There is not a single person who walks into my office who does not describe a "block" of some kind. It is as though life is one big obstacle course, and figuring out how to get beyond those obstacles is a pretty challenging thing. At times these "blocks" are small hills and at other times impossible-to-navigate mountains. For college students this may be the boredom of studying at school; for married couples, it may be the boredom of routine and the drag of responsibilities and for others. Or it may be the inability to reach the next earning bracket, the impossibility of finding a decent man or the feeling that their lives are going nowhere fast.
If we look at all of these blocks, what do they have in common? And once we understand this, what can we do about it?
All of these blocks, when examined closely have the following in common: (1) They are expressed as things outside the individual; (2) They lead to a progressive sense of hopelessness; (3) They usually lead to distractions as a form of relief; (4) They lead to the formation of "block" communities with the secret desire to succeed; (5) When they are overcome, the resulting joy does not last very long. Why is this? What is the significance of each of these factors? And what can you start thinking about to overcome these blocks?
(1) Examine The Inside Story: Nothing that we see or feel is not inside of us. If you see an apple, it is because it is an image in your brain. If you see a block, it is similar. Blocks are mind-mountains -- they are signs that your mind has somehow stopped charting a course that feels progressive. No matter how much you grapple with those outside forces, the real demon is inside-literally. Can't find a guy? Why has your brain stopped charting a course toward that? Can't find a job? Why are other people employed when you are not? Can't get over the boredom and responsibility of marriage? What are your assumptions about marriage that create this boredom? The "window" through the block is not self-blame. It is self examination. Make a list of assumptions that you have, and ask: what kind of mind-training do I need? Do you need to meditate? Do you need to help your brain out by sketching out a new course? Do you need a new experience to rejuvenate the sputtering engine of your brain?
(2) Hopelessness is perspective, not reality: Hopelessness is much like darkness or a tall mountain. To overcome these challenges, you have to turn on the light or find a safe way to climb the mountain. The lack of energy that we feel about this occurs because we imagine that the light will automatically come on (it actually sometimes does -- see sunrise) or that we can jump over mountains. When you come across a block, rather than losing all steam because you cannot pole vault over a mountain, consider that this is a hike. Take time off to enjoy the scenery. Avoid jagged edges. Find the least resistance path to your goal. This often requires stopping your daily trudging and asking: if this were an easier way, what would this be? Hopelessless is merely searching without a plan. Hope is a plan for a journey without knowing the destination.

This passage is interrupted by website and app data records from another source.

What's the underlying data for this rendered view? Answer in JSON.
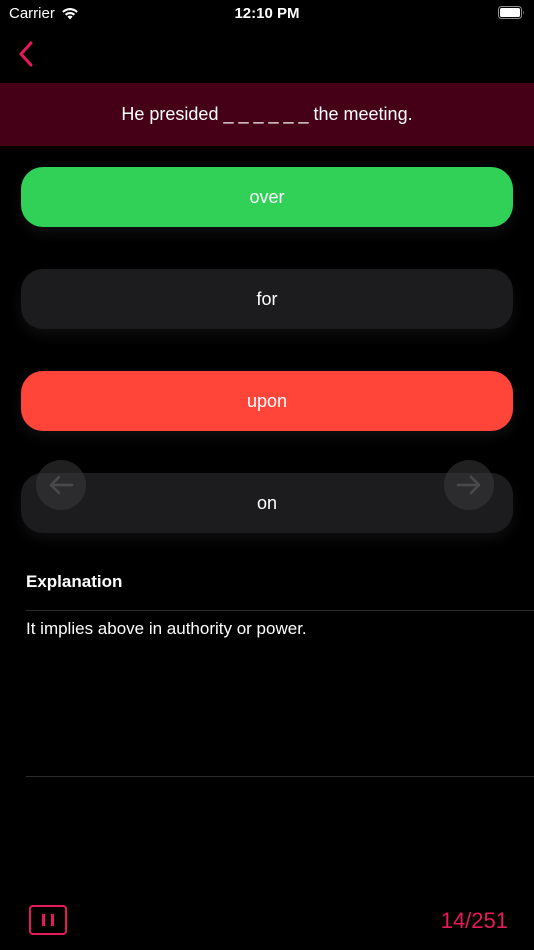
{
  "status_bar": {
    "carrier": "Carrier",
    "time": "12:10 PM"
  },
  "header": {
    "back_icon": "chevron-left-icon"
  },
  "question": {
    "text": "He presided _ _ _ _ _ _ the meeting."
  },
  "options": [
    {
      "label": "over",
      "state": "correct",
      "color": "#31d158"
    },
    {
      "label": "for",
      "state": "neutral",
      "color": "#1c1c1e"
    },
    {
      "label": "upon",
      "state": "wrong",
      "color": "#ff443a"
    },
    {
      "label": "on",
      "state": "neutral",
      "color": "#1c1c1e"
    }
  ],
  "navigation": {
    "prev_icon": "arrow-left-icon",
    "next_icon": "arrow-right-icon"
  },
  "explanation": {
    "title": "Explanation",
    "text": "It implies above in authority or power."
  },
  "footer": {
    "pause_icon": "pause-icon",
    "counter": "14/251"
  },
  "colors": {
    "accent": "#e8195a",
    "question_bg": "#450018",
    "background": "#000000"
  }
}
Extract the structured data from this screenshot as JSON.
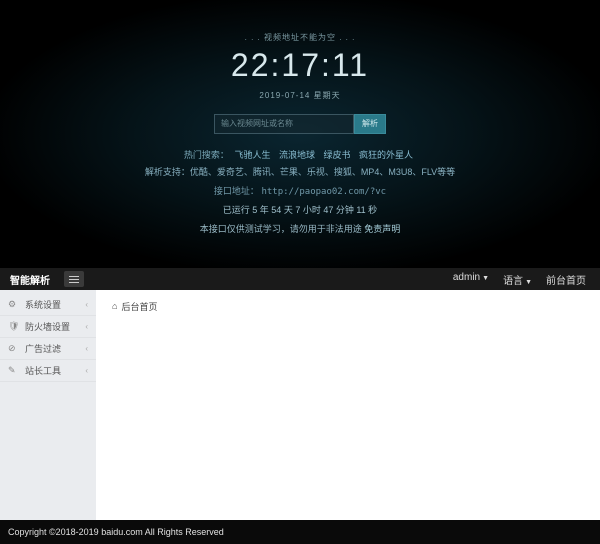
{
  "video": {
    "tagline": ". . . 视频地址不能为空 . . .",
    "clock": "22:17:11",
    "date": "2019-07-14 星期天",
    "search_placeholder": "输入视频网址或名称",
    "search_button": "解析",
    "hot_label": "热门搜索：",
    "hot_items": [
      "飞驰人生",
      "流浪地球",
      "绿皮书",
      "疯狂的外星人"
    ],
    "support_text": "解析支持：优酷、爱奇艺、腾讯、芒果、乐视、搜狐、MP4、M3U8、FLV等等",
    "api_label": "接口地址：",
    "api_url": "http://paopao02.com/?vc",
    "runtime": "已运行 5 年 54 天 7 小时 47 分钟 11 秒",
    "notice_pre": "本接口仅供测试学习，请勿用于非法用途 ",
    "notice_link": "免责声明"
  },
  "admin": {
    "brand": "智能解析",
    "top_links": {
      "admin": "admin",
      "lang": "语言",
      "home": "前台首页"
    },
    "sidebar": [
      {
        "icon": "⚙",
        "label": "系统设置"
      },
      {
        "icon": "🛡",
        "label": "防火墙设置"
      },
      {
        "icon": "⊘",
        "label": "广告过滤"
      },
      {
        "icon": "✎",
        "label": "站长工具"
      }
    ],
    "tab_home": "后台首页"
  },
  "footer": "Copyright ©2018-2019 baidu.com All Rights Reserved"
}
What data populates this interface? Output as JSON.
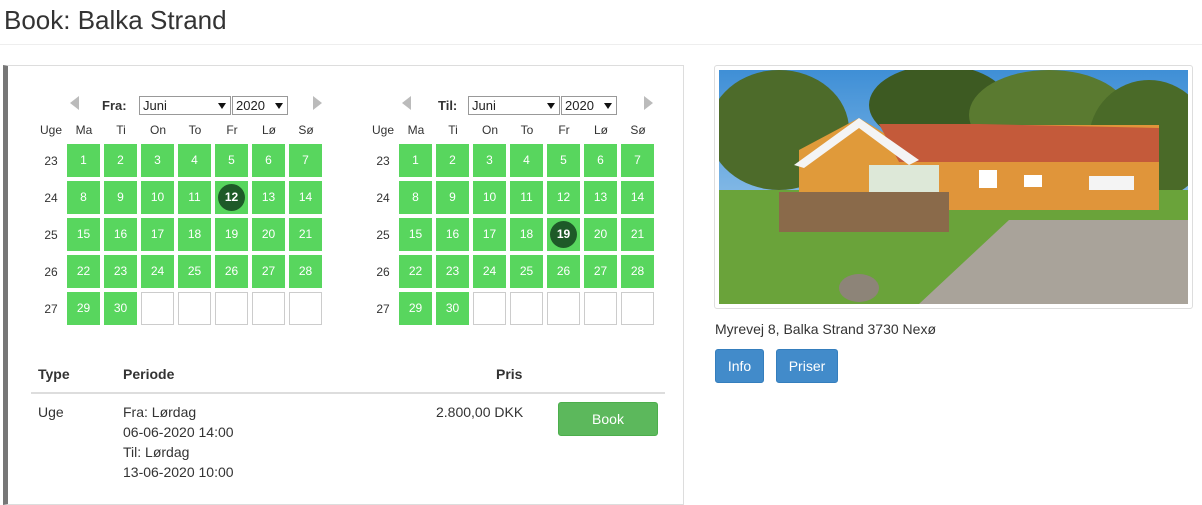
{
  "page": {
    "title": "Book: Balka Strand"
  },
  "calendar_from": {
    "label": "Fra:",
    "month": "Juni",
    "year": "2020",
    "selected_day": 12
  },
  "calendar_to": {
    "label": "Til:",
    "month": "Juni",
    "year": "2020",
    "selected_day": 19
  },
  "calendar_common": {
    "week_header": "Uge",
    "days": [
      "Ma",
      "Ti",
      "On",
      "To",
      "Fr",
      "Lø",
      "Sø"
    ],
    "weeks": [
      {
        "week": "23",
        "days": [
          "1",
          "2",
          "3",
          "4",
          "5",
          "6",
          "7"
        ]
      },
      {
        "week": "24",
        "days": [
          "8",
          "9",
          "10",
          "11",
          "12",
          "13",
          "14"
        ]
      },
      {
        "week": "25",
        "days": [
          "15",
          "16",
          "17",
          "18",
          "19",
          "20",
          "21"
        ]
      },
      {
        "week": "26",
        "days": [
          "22",
          "23",
          "24",
          "25",
          "26",
          "27",
          "28"
        ]
      },
      {
        "week": "27",
        "days": [
          "29",
          "30",
          "",
          "",
          "",
          "",
          ""
        ]
      }
    ],
    "available_color": "#58d65e",
    "selected_color": "#1e5a28"
  },
  "table": {
    "headers": {
      "type": "Type",
      "period": "Periode",
      "price": "Pris"
    },
    "row": {
      "type": "Uge",
      "from_label": "Fra: Lørdag",
      "from_date": "06-06-2020 14:00",
      "to_label": "Til: Lørdag",
      "to_date": "13-06-2020 10:00",
      "price": "2.800,00 DKK",
      "book_label": "Book"
    }
  },
  "property": {
    "address": "Myrevej 8, Balka Strand 3730 Nexø",
    "info_label": "Info",
    "prices_label": "Priser"
  }
}
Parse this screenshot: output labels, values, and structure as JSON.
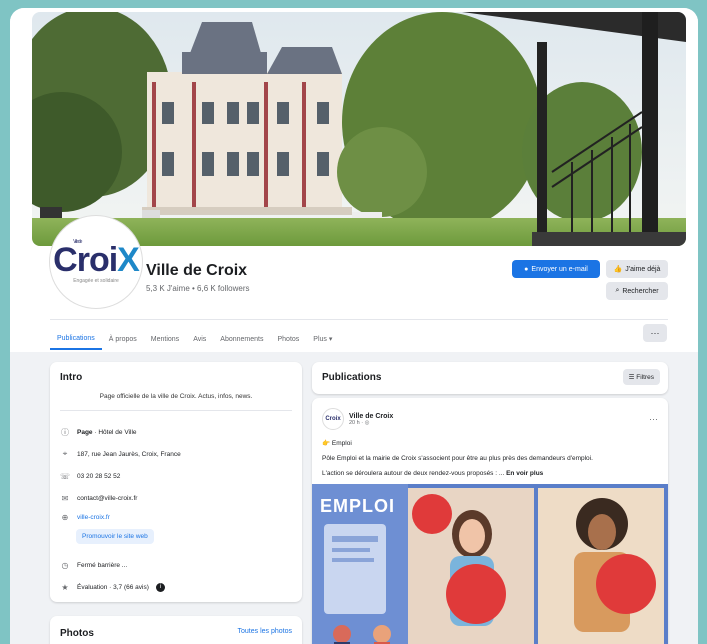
{
  "page": {
    "name": "Ville de Croix",
    "stats": "5,3 K J'aime • 6,6 K followers",
    "logo": {
      "main": "Croi",
      "x": "X",
      "small": "Ville de",
      "tagline": "Engagée et solidaire"
    }
  },
  "actions": {
    "email": "Envoyer un e-mail",
    "like": "J'aime déjà",
    "search": "Rechercher",
    "more": "···"
  },
  "tabs": [
    "Publications",
    "À propos",
    "Mentions",
    "Avis",
    "Abonnements",
    "Photos",
    "Plus ▾"
  ],
  "intro": {
    "title": "Intro",
    "description": "Page officielle de la ville de Croix. Actus, infos, news.",
    "page_type_label": "Page",
    "page_type": " · Hôtel de Ville",
    "address": "187, rue Jean Jaurès, Croix, France",
    "phone": "03 20 28 52 52",
    "email": "contact@ville-croix.fr",
    "website": "ville-croix.fr",
    "promote": "Promouvoir le site web",
    "hours": "Fermé barrière ...",
    "rating": "Évaluation · 3,7 (66 avis)"
  },
  "photos": {
    "title": "Photos",
    "see_all": "Toutes les photos"
  },
  "publications": {
    "title": "Publications",
    "filters": "Filtres"
  },
  "post": {
    "author": "Ville de Croix",
    "meta": "20 h · ◎",
    "tag": "Emploi",
    "line1": "Pôle Emploi et la mairie de Croix s'associent pour être au plus près des demandeurs d'emploi.",
    "line2": "L'action se déroulera autour de deux rendez-vous proposés : ...",
    "see_more": "En voir plus",
    "image_title": "EMPLOI",
    "mini_logo": "Croix"
  }
}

(3) Distractions are energy boosters; couple them with plans: If you have just had a great time, see this as an energy boost. Too often, our great times are confined to partying, followed by a hangover. People live out the hangover and then avoid all energy boosters. Rather, after a good time, even after a hangover, reflect on that good time and use it to chart out that plan beyond the block. Don't just repeat the partying. The same thing with that great song or recent achievement. Make your plans in those mind-states, and you will be astounded how much richer they are than when you make your plans at a down time.
(4) Avoid block communities: Misery loves company. So guys seek out guys at bars to complain about women but when they leave they go back to what they have. Women do the same. Moderate people commiserate with the moderate and so on. Allow yourself to be part of a thriving community. Rather than feeling alienated, ask yourself: what are they doing that I'm not. What plans have they given their brains?
(5) Accept the fleeting joys but know that each joy can be a new level on that mountain: People often give up on joy because it does not last long enough. The beauty of this journey is the journey. The course through life is every bit as interesting as your most beloved video game if you look beyond the final score. You put money into many unknown things: arcade machines, wedding rings, that new fad diet. Why not put "money" on your life?
It is funny how blocks disappear so mysteriously when instead of looking with wide eyes at the mountain before us, we pack up a good lunch, take some water, make sure we are physically fit and start that journey toward what we want. If we can stare a mountain straight in the eyes, the mountain will succumb. The major lesson here: blocks are not easy to overcome; this recommendation is meant to be a summary and not glibly suggesting that we can just do this, but if you feel blocked in your life -- look inside. That is where the block is.